Among other things, Eustis’ research focused on technologies for removing pollutants from power plant emissions and for using existing fuels more efficiently. He was also a pioneer in the field of magneto hydrodynamics — in which partially ionized gas from burning coal could pass through a magnetic coil to produce electricity. The work was part of an effort to get more energy out of existing fuels.

In addition to his research, Eustis was known for a deep commitment to teaching. His laboratory shepherded more than 300 students to their doctorates. He was a member of the Academic Senate and senior associate dean of the School of Engineering for seven years. As an academic administrator, Eustis led an effort to instill broader science content in mechanical engineering courses, which he believed would produce graduates better able to adapt as engineering evolved.

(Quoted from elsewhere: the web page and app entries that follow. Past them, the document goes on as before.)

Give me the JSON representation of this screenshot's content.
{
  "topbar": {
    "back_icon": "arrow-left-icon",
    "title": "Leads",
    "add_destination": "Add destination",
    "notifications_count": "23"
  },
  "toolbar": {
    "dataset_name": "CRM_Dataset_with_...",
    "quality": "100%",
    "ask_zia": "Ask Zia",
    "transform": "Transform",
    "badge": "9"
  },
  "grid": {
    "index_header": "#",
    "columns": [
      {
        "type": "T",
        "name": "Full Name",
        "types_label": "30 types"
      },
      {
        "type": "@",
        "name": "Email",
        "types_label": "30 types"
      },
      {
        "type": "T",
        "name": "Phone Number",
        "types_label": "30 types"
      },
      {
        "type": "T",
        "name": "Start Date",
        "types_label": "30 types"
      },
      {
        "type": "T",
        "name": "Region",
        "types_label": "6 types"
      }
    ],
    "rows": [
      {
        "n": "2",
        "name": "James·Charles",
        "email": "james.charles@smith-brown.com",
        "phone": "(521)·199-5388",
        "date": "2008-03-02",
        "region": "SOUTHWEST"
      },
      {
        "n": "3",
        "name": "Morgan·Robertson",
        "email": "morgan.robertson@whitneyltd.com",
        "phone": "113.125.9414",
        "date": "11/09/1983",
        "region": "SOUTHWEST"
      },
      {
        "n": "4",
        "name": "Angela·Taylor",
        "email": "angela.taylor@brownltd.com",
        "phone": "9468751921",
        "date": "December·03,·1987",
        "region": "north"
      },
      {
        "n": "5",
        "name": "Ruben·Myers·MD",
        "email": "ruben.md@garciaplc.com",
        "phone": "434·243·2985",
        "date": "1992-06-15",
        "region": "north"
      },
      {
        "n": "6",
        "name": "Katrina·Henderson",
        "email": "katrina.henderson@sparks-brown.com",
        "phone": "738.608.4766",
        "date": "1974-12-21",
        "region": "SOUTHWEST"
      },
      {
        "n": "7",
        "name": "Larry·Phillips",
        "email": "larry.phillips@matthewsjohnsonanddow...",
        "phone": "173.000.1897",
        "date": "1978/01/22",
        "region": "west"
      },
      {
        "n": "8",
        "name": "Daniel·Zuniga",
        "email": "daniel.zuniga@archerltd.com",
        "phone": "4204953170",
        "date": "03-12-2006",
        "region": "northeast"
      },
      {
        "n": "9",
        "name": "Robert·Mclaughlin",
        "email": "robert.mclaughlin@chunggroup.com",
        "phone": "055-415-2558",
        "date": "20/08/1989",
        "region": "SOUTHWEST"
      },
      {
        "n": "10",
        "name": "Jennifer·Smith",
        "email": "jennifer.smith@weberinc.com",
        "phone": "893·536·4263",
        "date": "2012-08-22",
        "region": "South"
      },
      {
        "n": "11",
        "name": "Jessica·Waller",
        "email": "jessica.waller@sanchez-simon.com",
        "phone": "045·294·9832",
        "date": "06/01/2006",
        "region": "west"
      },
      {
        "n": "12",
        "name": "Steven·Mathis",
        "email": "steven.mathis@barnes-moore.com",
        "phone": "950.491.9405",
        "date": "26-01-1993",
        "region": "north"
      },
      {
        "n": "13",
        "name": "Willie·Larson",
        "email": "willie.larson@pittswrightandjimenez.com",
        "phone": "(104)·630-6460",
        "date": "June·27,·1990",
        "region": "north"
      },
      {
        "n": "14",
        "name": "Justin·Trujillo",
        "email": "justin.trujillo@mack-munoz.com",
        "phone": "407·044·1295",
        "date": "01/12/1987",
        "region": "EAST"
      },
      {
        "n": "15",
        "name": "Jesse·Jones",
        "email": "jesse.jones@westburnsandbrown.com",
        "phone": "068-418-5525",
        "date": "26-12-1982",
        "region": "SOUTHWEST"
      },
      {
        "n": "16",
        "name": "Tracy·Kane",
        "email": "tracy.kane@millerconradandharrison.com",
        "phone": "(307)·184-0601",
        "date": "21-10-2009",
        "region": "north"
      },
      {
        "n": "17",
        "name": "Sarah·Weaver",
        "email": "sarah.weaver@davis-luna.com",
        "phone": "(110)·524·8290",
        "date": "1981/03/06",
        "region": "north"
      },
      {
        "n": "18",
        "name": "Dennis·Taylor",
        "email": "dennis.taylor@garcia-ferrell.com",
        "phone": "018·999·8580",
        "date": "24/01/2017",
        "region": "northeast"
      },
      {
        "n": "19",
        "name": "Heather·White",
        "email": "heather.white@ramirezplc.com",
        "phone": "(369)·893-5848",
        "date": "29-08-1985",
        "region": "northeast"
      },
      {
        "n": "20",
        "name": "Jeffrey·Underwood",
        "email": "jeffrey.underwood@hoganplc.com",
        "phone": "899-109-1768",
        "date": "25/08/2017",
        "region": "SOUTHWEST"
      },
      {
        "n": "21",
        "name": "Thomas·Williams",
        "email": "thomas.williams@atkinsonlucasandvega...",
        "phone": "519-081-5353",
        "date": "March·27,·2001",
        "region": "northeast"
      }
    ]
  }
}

Diverse interests

While Eustis staked his research reputation on thermodynamics, he was an engineer of diverse interests and talents. After retirement he restored a vintage Bentley with a friend. He also patented what he called a “box barrel” or a “smart barrel,” a method to speed up the aging process of wine without negatively affecting quality.

Eustis also devoted himself to his interest in woodwork, inventing a new sort of steel-reinforced furniture joint that he guaranteed for life. That tangent took him into the realm of high-end furniture design. After 10 years in business, Eustis gave the company he had founded, Eustis Designs, to Stanford to endow the Robert and Katherine Eustis Graduate Fellowship Fund. The university, in turn, licensed the design to a furniture maker in Massachusetts known, coincidentally, as Eustis Chair, run by a distant cousin who became a friend. In 2018, Eustis Chair reported that it had sold 30,000 chairs based on Bob Eustis’ design.

Eustis’ research earned him election as a fellow of the American Association for the Advancement of Science, as well as the Emerson Electric Technology Award and a medal of achievement from the Academy of Sciences of the Soviet Union for work in magneto hydrodynamics. His dedication to teaching earned him a Tau Beta Pi award for distinguished undergraduate teaching and he received the Centennial Certificate of the American Society for Engineering Education.

Eustis’ wife, Kay, died in 2003. Eustis is survived by partner Phyllis Willits of Palo Alto; sister Carol Williams of Ottumwa, Iowa; son Jeffrey (’70) of Palo Alto; daughter Karen Eustis (’80) and son-in-law William Mason, both of Los Altos; grandson Adron Mason of Minneapolis; grandson David Mason of Washington, D.C.; and two great-grandchildren, Penelope and Mabel Mason, of Washington, D.C.

Memorial gifts in the name of Robert H. Eustis may be made to the victims of a natural disaster relief fund or a charity of choice.

A Celebration of Life is scheduled for July 21, 2018, at 2 p.m. at the First Congregational Church of Palo Alto, 1985 Louis Road, Palo Alto, 94303.